Marco Pantani’s Mercatone Uno Bianchi Mega Pro XL Reparto Corse was tailor-made for the wispy climber’s attacking style and slight build and epitomises the cycling technology of the day.
The custom-built bike was light, stiff enough and crafted to perfection, and ultimately carried ‘Il Pirata’ to the top step of the podium in both the Tour de France and Giro d’Italia in 1998, earning a firm place in cycling history.
Bianchi’s Reparto Corse race shop built the custom frame to Pantani’s exact specifications, using a lightweight Dedacciai doubled-butted 7000-series shaped alloy tubeset, a very slightly sloping geometry and a relatively generous head tube to suit the Italian’s aggressive in-the-drops climbing style.
Convention was the rule back then, rather than the exception, with a standard threaded bottom bracket shell, non-integrated 1in head tube, telescoping 27.2mm seat tube, and well-proven tube shapes that ventured only slightly away from round in select areas. Aerodynamics was barely even a concern a decade ago outside of time trials.
Aluminium was the material of choice throughout for its predictable durability, from the beautifully polished Campagnolo Record drivetrain and dual-pivot brake calipers to the tubular ITM Big One stem and standard-diameter handlebar – and even the Campagnolo Electron tubular wheels.

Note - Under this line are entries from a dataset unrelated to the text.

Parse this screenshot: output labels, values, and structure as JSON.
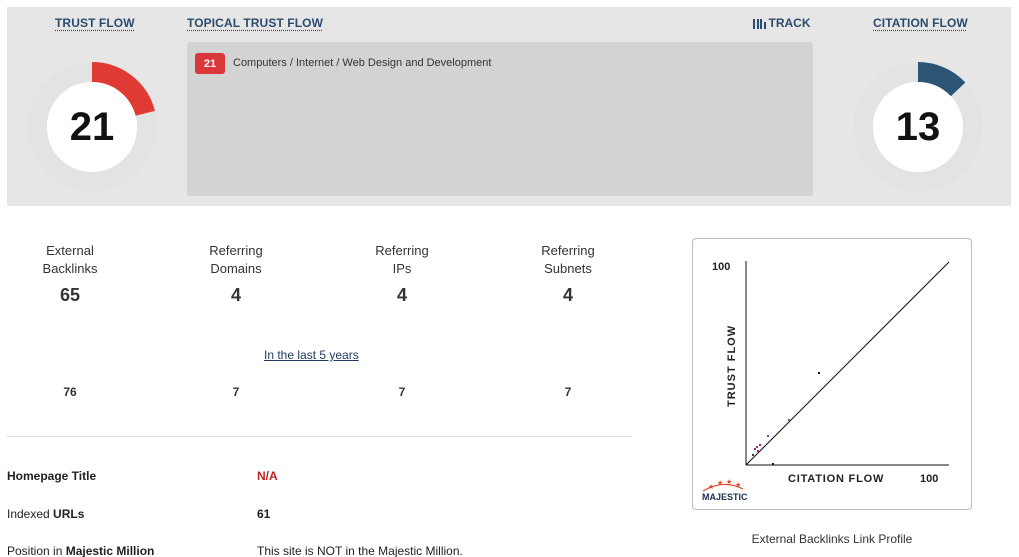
{
  "header": {
    "trust_flow_label": "TRUST FLOW",
    "topical_trust_flow_label": "TOPICAL TRUST FLOW",
    "track_label": "TRACK",
    "citation_flow_label": "CITATION FLOW"
  },
  "trust_flow": {
    "value": "21",
    "fraction": 0.21,
    "color": "#e03a35"
  },
  "citation_flow": {
    "value": "13",
    "fraction": 0.13,
    "color": "#2d5475"
  },
  "topical_trust_flow": {
    "items": [
      {
        "score": "21",
        "topic": "Computers / Internet / Web Design and Development",
        "color": "#d9373a"
      }
    ]
  },
  "stats": [
    {
      "label_line1": "External",
      "label_line2": "Backlinks",
      "value": "65",
      "historic": "76"
    },
    {
      "label_line1": "Referring",
      "label_line2": "Domains",
      "value": "4",
      "historic": "7"
    },
    {
      "label_line1": "Referring",
      "label_line2": "IPs",
      "value": "4",
      "historic": "7"
    },
    {
      "label_line1": "Referring",
      "label_line2": "Subnets",
      "value": "4",
      "historic": "7"
    }
  ],
  "history_link": "In the last 5 years",
  "info": {
    "homepage_title_label": "Homepage Title",
    "homepage_title_value": "N/A",
    "indexed_urls_label_prefix": "Indexed ",
    "indexed_urls_label_bold": "URLs",
    "indexed_urls_value": "61",
    "position_label_prefix": "Position in ",
    "position_label_bold": "Majestic Million",
    "position_value": "This site is NOT in the Majestic Million."
  },
  "link_profile": {
    "caption": "External Backlinks Link Profile",
    "y_label": "TRUST FLOW",
    "x_label": "CITATION FLOW",
    "y_max_label": "100",
    "x_max_label": "100",
    "logo_text": "MAJESTIC"
  }
}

Looking shockingly minimal in comparison to currently fashionable deep-section carbon, the Electron’s box-section rims were ideally suited to a rider of Pantani’s nature: they had low inertia for rapid accelerations, they were comfortable over the long haul for such a light rider, and they were easily serviceable with grease injection ports front and rear, readily replaceable components and a tubular tyre bed that offered a more reliable bond than carbon.
More exotic materials can still be found, though in limited quantities. Carbon fibre was used for the Time fork and nine-speed Record Ergopower levers – though this may have been a post-season change as most race photos from the time show alloy ones – the Time Equipe Pro pedals sported magnesium bodies, and titanium was used in the seatpost mast and rear cogs.

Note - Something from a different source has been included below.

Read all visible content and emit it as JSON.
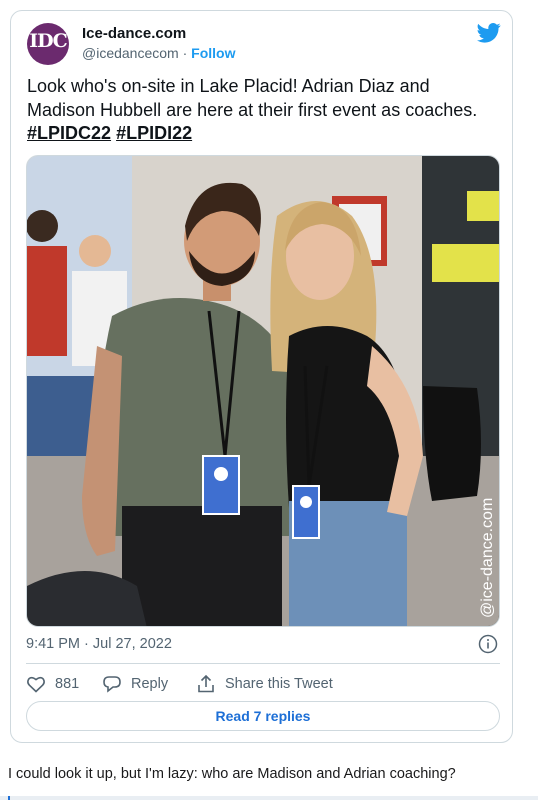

Though not super-stiff compared to today’s carbon fibre machines, Pantani’s bike was undeniably light, even by modern standards. Total weight was just 6.96kg (15.34lb), including bottle cage and pedals.
That light weight obviously helped Pantani up the mountain but somewhat surprising is the massive gearing he used to do so. The cassette spread is a fairly standard 11-23T but the chainrings measure a comparatively enormous 54/44T – something more commonly found on a time trial bike but assuming they’re period-correct, perhaps still appropriate to Pantani’s out-of-the-saddle climbing style.